Data for this exercise:
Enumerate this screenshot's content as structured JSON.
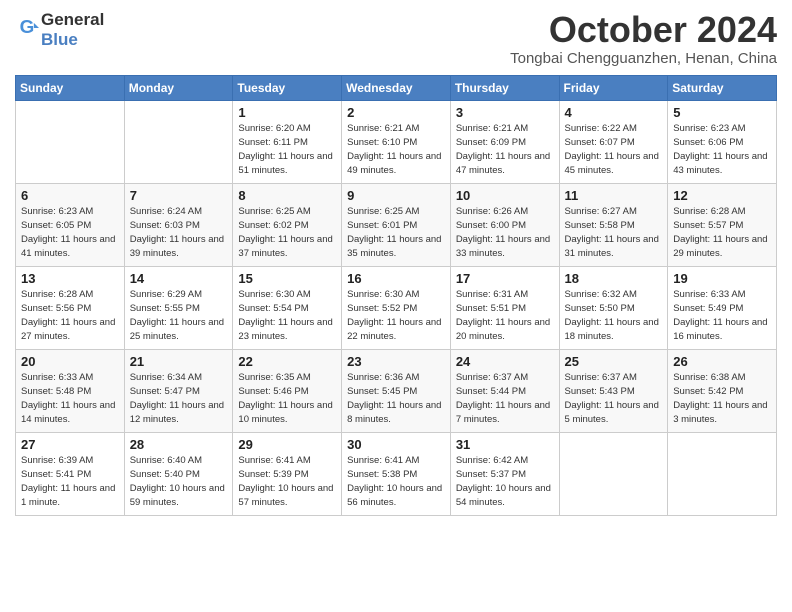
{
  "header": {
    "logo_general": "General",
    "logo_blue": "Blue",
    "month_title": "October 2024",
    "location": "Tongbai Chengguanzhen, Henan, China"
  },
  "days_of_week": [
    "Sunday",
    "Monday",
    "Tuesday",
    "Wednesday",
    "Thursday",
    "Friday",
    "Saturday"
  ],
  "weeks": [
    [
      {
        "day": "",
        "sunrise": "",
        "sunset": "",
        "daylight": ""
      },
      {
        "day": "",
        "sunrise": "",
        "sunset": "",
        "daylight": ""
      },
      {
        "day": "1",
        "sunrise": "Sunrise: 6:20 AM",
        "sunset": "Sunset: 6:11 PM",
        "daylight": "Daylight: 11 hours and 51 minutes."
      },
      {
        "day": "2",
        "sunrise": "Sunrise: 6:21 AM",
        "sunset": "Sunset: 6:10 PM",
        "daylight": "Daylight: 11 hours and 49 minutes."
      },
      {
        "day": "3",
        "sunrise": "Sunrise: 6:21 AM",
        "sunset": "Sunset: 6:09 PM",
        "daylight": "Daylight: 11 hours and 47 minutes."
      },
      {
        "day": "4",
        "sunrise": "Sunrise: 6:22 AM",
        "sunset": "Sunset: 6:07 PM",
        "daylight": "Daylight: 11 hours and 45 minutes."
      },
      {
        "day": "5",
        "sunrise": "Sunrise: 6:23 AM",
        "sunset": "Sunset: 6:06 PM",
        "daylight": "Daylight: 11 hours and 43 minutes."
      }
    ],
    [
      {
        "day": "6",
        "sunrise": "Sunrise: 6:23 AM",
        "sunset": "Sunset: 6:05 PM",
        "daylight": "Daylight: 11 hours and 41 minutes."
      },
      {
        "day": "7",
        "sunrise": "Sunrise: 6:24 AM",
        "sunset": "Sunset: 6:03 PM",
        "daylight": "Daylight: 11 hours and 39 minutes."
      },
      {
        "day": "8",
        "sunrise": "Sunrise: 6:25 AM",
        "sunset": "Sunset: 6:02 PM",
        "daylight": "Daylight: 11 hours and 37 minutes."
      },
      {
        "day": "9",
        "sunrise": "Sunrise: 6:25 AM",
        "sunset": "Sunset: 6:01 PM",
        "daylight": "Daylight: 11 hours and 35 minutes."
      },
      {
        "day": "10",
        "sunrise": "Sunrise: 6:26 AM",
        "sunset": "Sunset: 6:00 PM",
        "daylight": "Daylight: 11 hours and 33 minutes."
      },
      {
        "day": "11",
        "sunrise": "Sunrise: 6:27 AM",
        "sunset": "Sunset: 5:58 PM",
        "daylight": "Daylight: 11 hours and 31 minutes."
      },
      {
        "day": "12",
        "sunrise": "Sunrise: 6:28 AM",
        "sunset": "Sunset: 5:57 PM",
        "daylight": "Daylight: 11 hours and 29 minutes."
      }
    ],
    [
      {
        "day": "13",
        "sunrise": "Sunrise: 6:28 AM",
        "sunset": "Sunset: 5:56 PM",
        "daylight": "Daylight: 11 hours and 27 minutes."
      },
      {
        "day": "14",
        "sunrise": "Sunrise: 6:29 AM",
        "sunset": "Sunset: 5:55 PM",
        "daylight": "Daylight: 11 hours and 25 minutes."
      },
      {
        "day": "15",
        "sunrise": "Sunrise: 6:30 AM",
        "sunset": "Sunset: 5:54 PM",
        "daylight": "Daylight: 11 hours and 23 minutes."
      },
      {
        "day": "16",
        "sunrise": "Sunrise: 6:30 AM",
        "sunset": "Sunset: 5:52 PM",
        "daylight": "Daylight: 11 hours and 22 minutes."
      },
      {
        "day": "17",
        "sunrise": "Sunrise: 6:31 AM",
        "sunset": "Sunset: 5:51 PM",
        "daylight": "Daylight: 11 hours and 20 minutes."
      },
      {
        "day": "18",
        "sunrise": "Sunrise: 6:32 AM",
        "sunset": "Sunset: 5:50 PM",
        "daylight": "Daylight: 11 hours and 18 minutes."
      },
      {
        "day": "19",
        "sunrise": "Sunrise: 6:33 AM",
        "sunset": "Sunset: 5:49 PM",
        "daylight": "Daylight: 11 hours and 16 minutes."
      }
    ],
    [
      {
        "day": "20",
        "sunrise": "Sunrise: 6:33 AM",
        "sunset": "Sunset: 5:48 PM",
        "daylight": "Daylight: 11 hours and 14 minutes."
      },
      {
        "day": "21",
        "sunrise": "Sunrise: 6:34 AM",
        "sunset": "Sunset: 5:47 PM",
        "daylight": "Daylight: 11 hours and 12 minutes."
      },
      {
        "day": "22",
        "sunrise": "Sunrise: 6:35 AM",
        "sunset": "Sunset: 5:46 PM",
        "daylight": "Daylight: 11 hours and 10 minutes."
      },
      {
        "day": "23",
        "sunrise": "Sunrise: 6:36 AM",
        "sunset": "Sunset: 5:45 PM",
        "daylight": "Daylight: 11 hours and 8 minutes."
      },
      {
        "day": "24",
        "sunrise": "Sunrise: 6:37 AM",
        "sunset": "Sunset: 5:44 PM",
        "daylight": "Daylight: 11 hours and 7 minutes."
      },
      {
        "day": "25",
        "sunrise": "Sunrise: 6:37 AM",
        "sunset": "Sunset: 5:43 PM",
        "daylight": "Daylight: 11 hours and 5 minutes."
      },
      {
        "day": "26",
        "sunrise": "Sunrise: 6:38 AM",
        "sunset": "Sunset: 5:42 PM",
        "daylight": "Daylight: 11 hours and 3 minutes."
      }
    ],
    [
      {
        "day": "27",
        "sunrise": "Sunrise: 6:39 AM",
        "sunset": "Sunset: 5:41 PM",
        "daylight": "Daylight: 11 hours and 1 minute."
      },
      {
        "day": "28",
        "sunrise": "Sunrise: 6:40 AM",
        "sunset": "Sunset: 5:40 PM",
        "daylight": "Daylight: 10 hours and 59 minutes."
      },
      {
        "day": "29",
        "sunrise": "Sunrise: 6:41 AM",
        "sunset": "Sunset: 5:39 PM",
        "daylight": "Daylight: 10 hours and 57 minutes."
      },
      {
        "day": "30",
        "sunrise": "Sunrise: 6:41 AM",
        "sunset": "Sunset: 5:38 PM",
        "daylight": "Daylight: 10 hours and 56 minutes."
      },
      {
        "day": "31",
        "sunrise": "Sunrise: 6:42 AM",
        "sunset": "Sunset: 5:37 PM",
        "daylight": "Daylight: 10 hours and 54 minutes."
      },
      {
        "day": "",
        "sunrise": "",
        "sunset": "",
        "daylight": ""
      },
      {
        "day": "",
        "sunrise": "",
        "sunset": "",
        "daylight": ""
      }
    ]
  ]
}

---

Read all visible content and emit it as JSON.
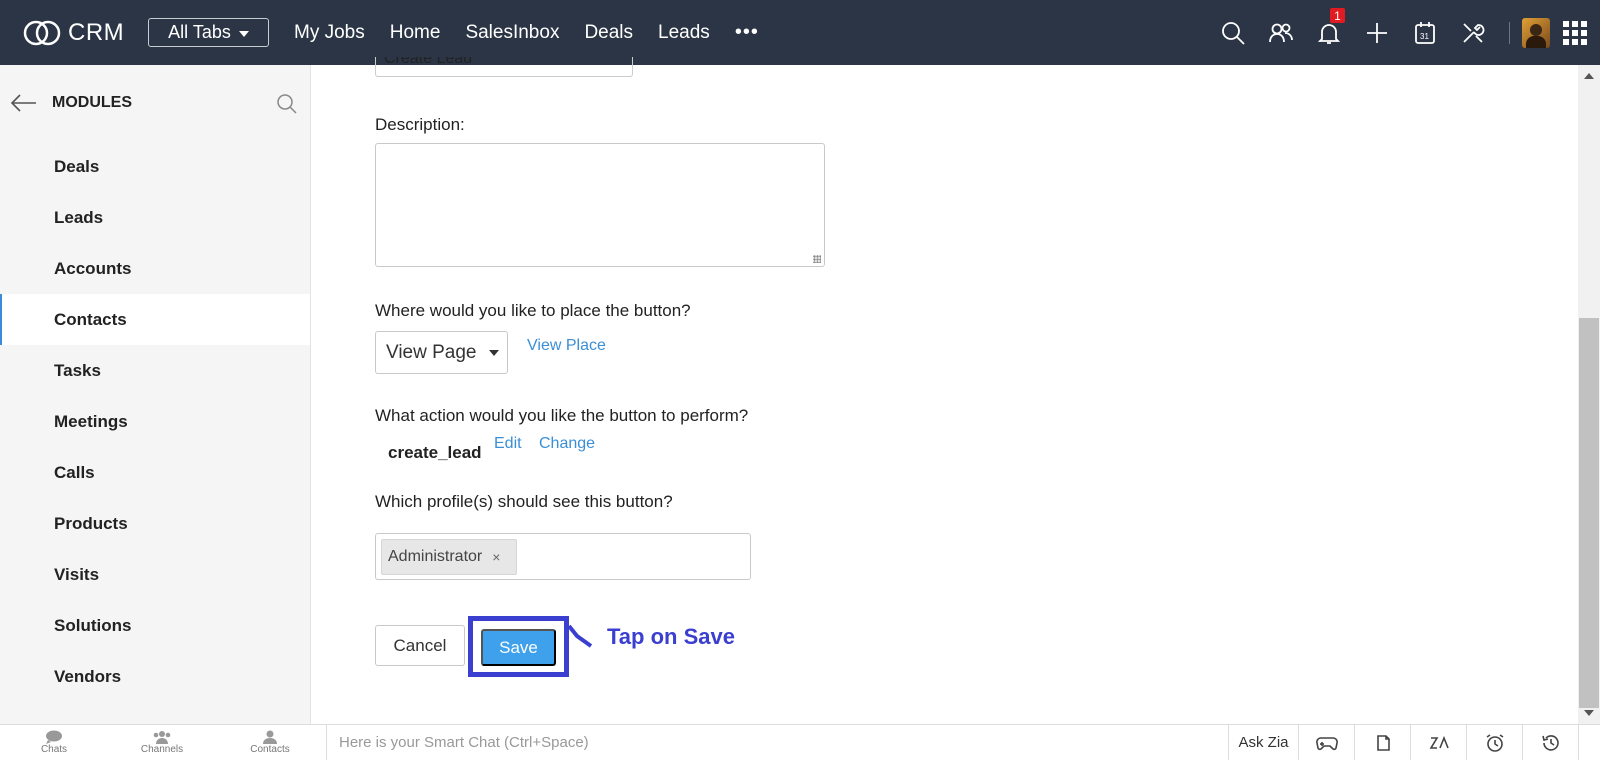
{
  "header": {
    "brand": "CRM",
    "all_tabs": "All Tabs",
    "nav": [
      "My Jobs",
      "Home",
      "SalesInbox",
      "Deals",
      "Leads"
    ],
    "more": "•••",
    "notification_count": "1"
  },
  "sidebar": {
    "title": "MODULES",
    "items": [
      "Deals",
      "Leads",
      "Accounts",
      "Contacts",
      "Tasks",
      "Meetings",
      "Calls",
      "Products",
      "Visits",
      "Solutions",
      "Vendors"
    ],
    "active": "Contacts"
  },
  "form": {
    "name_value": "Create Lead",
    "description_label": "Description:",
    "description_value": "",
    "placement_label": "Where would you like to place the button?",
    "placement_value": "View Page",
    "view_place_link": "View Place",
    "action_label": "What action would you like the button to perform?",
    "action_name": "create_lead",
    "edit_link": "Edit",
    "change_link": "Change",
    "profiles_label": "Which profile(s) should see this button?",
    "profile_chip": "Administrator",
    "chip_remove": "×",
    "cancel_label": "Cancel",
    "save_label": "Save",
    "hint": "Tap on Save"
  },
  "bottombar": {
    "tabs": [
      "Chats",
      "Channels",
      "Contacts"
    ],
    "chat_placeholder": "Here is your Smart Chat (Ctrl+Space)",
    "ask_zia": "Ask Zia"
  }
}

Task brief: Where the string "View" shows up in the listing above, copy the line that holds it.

Response area:
    "placement_value": "View Page",
    "view_place_link": "View Place",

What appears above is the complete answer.